OUR VIEW: No objections should stop texting-driving ban in the citySomehow, 35 states have declared that texting while driving is illegal. Somehow, those 35 states have decided that they can figure out ways to enact and enforce a law whose mere presence on the books could save a life.
By: Editorial board, The Daily Republic
Somehow, 35 states have declared that texting while driving is illegal. Somehow, those 35 states have decided that they can figure out ways to enact and enforce a law whose mere presence on the books could save a life.
South Dakota isn’t one of those states, and the state Legislature’s failure to act on this issue is prompting cities to take their own action. For instance, Sioux Falls’ City Council recently declared texting and driving illegal in that city’s limits.
Here in Mitchell, Mayor Ken Tracy wants to follow suit. He says if the Legislature won’t act, he will. Good for him.
But the majority of our City Council doesn’t agree. Monday, the council decided against a texting-driving ban in the city.
Opponents say it’s unenforceable.

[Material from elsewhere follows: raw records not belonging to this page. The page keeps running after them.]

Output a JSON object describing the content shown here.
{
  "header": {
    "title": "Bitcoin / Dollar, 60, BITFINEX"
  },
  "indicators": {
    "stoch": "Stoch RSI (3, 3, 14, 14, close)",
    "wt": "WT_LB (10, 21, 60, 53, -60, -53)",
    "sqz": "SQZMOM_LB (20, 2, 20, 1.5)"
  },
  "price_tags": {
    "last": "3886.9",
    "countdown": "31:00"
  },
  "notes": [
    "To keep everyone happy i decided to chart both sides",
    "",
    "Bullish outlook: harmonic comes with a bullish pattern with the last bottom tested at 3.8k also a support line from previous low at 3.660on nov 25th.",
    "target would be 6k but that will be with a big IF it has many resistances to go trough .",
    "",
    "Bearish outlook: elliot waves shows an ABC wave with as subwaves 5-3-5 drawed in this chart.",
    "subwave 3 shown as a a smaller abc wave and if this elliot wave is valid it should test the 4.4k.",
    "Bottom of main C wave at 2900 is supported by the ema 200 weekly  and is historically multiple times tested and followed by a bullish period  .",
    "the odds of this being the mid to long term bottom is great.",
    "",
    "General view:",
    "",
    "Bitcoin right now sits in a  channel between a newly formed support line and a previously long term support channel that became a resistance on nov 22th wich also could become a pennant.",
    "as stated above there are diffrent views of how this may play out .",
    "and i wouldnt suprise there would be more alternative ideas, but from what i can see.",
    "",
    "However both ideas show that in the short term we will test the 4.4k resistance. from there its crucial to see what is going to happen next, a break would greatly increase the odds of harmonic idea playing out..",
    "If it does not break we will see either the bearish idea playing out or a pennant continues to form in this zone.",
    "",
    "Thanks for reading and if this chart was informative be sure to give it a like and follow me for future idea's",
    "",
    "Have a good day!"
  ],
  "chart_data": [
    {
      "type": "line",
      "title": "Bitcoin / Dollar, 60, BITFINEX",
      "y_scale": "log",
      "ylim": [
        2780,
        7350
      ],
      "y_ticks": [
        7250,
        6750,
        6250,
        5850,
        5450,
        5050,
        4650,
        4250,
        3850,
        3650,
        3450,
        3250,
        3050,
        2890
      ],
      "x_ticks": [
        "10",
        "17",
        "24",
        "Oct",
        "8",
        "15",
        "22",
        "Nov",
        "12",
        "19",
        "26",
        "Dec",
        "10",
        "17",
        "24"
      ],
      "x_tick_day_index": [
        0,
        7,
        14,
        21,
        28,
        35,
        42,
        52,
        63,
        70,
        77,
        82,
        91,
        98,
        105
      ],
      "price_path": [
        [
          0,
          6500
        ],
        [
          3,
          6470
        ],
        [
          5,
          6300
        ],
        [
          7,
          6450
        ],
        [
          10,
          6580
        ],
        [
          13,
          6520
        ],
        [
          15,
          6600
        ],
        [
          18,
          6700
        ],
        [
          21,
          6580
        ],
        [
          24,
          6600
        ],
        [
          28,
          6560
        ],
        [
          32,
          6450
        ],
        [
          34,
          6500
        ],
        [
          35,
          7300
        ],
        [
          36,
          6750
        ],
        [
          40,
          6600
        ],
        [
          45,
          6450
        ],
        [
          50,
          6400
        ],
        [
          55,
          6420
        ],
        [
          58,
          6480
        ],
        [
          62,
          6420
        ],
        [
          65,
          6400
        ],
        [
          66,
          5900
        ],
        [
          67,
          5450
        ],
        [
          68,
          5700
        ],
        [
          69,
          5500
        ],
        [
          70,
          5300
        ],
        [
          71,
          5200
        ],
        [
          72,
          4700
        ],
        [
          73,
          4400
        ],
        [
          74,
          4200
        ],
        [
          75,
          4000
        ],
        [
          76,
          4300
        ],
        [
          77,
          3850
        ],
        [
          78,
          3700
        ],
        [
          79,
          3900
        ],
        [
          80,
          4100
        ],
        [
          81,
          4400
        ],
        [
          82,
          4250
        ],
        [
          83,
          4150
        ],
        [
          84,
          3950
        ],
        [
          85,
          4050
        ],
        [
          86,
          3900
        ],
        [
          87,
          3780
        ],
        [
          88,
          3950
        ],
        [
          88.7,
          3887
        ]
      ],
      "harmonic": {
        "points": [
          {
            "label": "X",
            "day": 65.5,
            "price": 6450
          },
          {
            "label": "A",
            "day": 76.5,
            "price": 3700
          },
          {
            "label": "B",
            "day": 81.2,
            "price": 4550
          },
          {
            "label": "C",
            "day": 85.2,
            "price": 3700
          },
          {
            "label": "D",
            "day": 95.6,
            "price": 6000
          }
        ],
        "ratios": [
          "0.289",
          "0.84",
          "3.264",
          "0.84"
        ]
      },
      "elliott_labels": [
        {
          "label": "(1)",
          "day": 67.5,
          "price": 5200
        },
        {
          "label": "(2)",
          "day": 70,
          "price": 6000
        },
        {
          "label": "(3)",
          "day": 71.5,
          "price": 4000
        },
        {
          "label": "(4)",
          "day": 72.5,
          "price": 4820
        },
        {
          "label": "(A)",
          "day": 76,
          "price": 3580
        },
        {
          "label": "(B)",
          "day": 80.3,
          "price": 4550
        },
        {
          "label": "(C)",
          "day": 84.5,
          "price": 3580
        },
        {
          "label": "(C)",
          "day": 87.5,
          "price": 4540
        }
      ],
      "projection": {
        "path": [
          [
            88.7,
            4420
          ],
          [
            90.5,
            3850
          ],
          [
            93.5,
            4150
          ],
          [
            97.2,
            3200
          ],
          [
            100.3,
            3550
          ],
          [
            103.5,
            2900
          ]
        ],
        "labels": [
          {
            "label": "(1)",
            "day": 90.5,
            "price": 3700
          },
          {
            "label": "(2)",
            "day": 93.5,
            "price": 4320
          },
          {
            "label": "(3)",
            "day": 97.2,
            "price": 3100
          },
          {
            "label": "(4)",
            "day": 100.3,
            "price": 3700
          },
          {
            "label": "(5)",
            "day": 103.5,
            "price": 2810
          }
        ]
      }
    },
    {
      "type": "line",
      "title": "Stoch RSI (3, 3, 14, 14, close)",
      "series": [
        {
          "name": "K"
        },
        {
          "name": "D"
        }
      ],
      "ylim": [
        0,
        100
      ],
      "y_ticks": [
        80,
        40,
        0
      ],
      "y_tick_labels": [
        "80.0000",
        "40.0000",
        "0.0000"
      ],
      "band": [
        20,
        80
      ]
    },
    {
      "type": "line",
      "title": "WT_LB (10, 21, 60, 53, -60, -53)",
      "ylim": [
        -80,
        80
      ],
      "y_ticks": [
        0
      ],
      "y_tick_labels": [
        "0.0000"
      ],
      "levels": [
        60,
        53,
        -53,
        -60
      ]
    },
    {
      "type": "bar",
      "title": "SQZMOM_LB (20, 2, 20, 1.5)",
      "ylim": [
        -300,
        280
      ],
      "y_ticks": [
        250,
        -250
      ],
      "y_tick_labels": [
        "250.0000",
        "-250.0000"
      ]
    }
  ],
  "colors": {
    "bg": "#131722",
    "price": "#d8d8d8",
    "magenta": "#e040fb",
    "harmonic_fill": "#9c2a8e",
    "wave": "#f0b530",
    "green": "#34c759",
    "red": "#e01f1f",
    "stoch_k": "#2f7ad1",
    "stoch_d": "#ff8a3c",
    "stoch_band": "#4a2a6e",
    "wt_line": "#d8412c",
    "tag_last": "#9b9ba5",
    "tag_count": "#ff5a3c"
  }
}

We say no law is truly unenforceable, and note that many laws are regularly skirted. For instance, we suspect very few people pay state sales tax on Internet purchases, even though they’re required by law to do so.
Opponents say it will be difficult to investigate potential texting-while-driving cases. We remind readers that our local law agency has successfully investigated much larger, much more difficult cases. These are smart people. They’ll figure it out.
Opponents say that during investigations, it’s possible that suspects’ cell phones could become open to police — and therefore public — scrutiny. We say that seems very appropriate in cases that involve injury or death.
Opponents say it would be difficult for police to differentiate between texting and other cell phone activity, such as simply dialing a phone number. We acknowledge that, but we don’t believe the difficulty of differentiating one unsafe cell phone activity from another should make all of them immune from the law.
However, we do feel that simply declaring it illegal to text while driving will send a very strong message to everyone who ever has done it. And how can we tell our kids not to do it when it’s perfectly legal?
Two years ago, a Mitchell man died due to a texting driver. We commend that driver, Justin Iburg, for now speaking out against texting while driving.
If another innocent person dies due to this nasty habit, will we see changes then? We sense the answer would be yes.
So, why wait?